Here are some facts and figures by BrandedU and WOMEN Inc., that will explain and showcase more about the underrepresentation of women in the Dutch business circles.
- There are more CEOs named Peter than female CEOs
- Only 37% of the Dutch Parliament consists of women
- Only 14% of the general managers are women among the 100 largest companies in the Netherlands
- The mid-management of the large companies only consist of 28% women
BrandedU and WOMEN Inc. have come forward to boost the careers of women and so far have the likes of organisations and businesses like Puma, Philips, PwC, EY, Heineken, and IBM among many others. Prince Constantijn Van Oranje-Nassau is the Special Envoy of TechLeap.nl (previously StartupDelta) and an advisor at the European Commission shared his perspective on this topic on Linkedin. He believes that chances are still very uneven for women and men to reach leadership positions. He noted that in venture capital, private equity and across the tech sector there is a troubling lack of female founders, executives and investment managers. This leads to (unconscious) biases, blind spots, unserved markets and many unfilled vacancies, according to him.
“No one should have to change their names, behaviour, or pretend to be someone else to achieve their goals in life, to fulfil their dreams and fully exploit their potential.
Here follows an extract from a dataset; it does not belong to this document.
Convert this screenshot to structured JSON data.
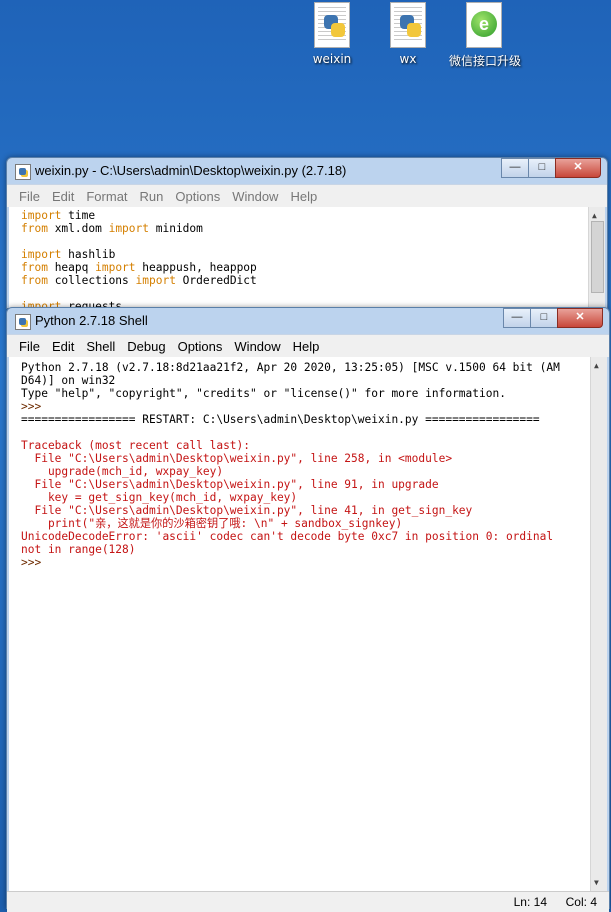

There is no silver bullet to change this. There are so many factors at play. Awareness is a first step. Once you know you cannot unknow. That is what this campaign is about. And once you know, then you are able to act, and not acting becomes imputable. Change is not going to come by itself. It requires an open attitude and willingness to learn, listen and challenge your biases. But we are all in this together and can make change happen” Nassau concluded.
Do you think this initiative by the Dutch women will help in narrowing the prevalent gender gap? Let us know your thoughts.